Research

The Brothers of Thunder series was inspired by the discovery that around 1200 years ago there was a viking fort built near where I live, on what is now the Rosneath Peninsula — on the site of a friend’s house (castle, actually) and almost next door to my parents’ house. This shouldn’t have been as much of a surprise as it was — my children’s primary school crest has a longship on it — but while the presence of vikings further down the coast has always been accepted, the extent they may have settled further into the Firth of Clyde or even on the shores of the River Clyde has only recently been considered more seriously.

One event which has long been accepted as factual, however, is the Siege of Alt Clut in 870CE, marking the end of Alt Clut (Dumbarton Rock) as the capital of Strathclyde and the movement of power up the river to Govan/Partick. This also signals the end of the Kingdom of Ystrad Clud under King Artgal and the beginning of the Kingdom of Strathclyde under King Rhun.

At that time Alt Clut (rock of the Clyde) was the capital of the Kingdom of Ystrad Clud. The people living in the kingdom were Britons who spoke a language which for simplicity’s sake I will call Brythonic — a form of Old Welsh. It reached from a point north of Loch Lomond, Clach a Bhreatunnaich (Rock of the Britons), to roughly the Solway Firth although the borders changed over the centuries of its existence.

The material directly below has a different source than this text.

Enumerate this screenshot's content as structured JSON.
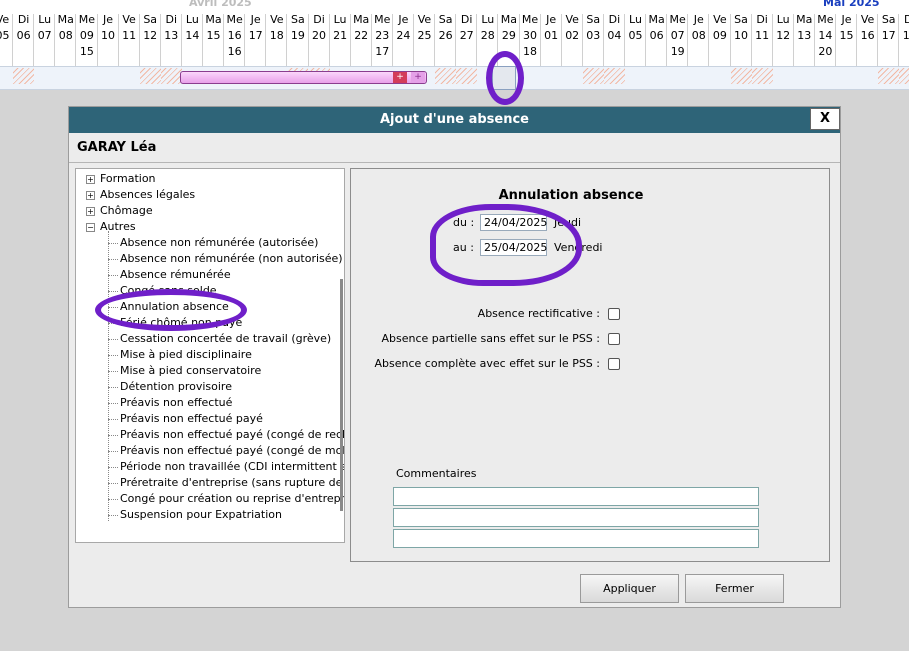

The invasion was orchestrated most likely by Ivarr the Boneless (Imar), reputedly the son of Ragnar Lothbrok, and Olaf the White (Amlaib Conung) the Viking king of Ath Cliath (Dublin) at that time, who was possibly also Ragnar’s son. With names appearing in various languages in different documents it has been difficult for historians to be certain exactly who was whom.

Norse longships sailed up the Clyde and besieged the rock for four months. Virtually impenetrable, it was only when the well dried up that the Britons were forced to surrender. The Norsemen plundered the fortress, removing everything of value, including hundreds of Britons, including King Artgal himself, were taken to the slave markets of Ath Cliath. According to the sagas hundreds of ships were needed to transport all the spoils back to Ath Cliath.

King Artgal of Alt Clut was one of those captured and taken to Ath Cliath by the Norse invaders where he was murdered two years later possibly at the request of King Causantin of DalRiada and Pictland. Artgal was succeeded by his son Rhun who moved the capital upriver from Dumbarton Rock. It seems likely that the new King of Strathclyde lived in a palace in Partick while much of the government of the area was conducted from Govan directly across the river.

Any Norse influence in this government is undocumented — indeed, virtually no documentation exists from this Kingdom. All of our knowledge of this part of what is now called Scotland comes from chronicles written about it by foreigners and should be read with that in mind.

The presence of a Thing at Govan, however, and the increasing number of viking finds in the area surrounding the Clyde in recent decades means that some form of alliance between the Britons and the Norse or at the very least a regular presence and significant influence of Norsemen in this area is not an impossibility.

In this series of posts I will explore some of the viking finds in this area, some of what is known about life in Ninth Century Scotland and consider the problem of naming anything in an area in which such a variety of languages has been spoken over the centuries.

Tim Clarkson’s book, Strathclyde and the Anglo Saxons in the Viking Age is an interesting and very readable modern interpretation of the historical evidence surrounding the Kingdom of Strathclyde.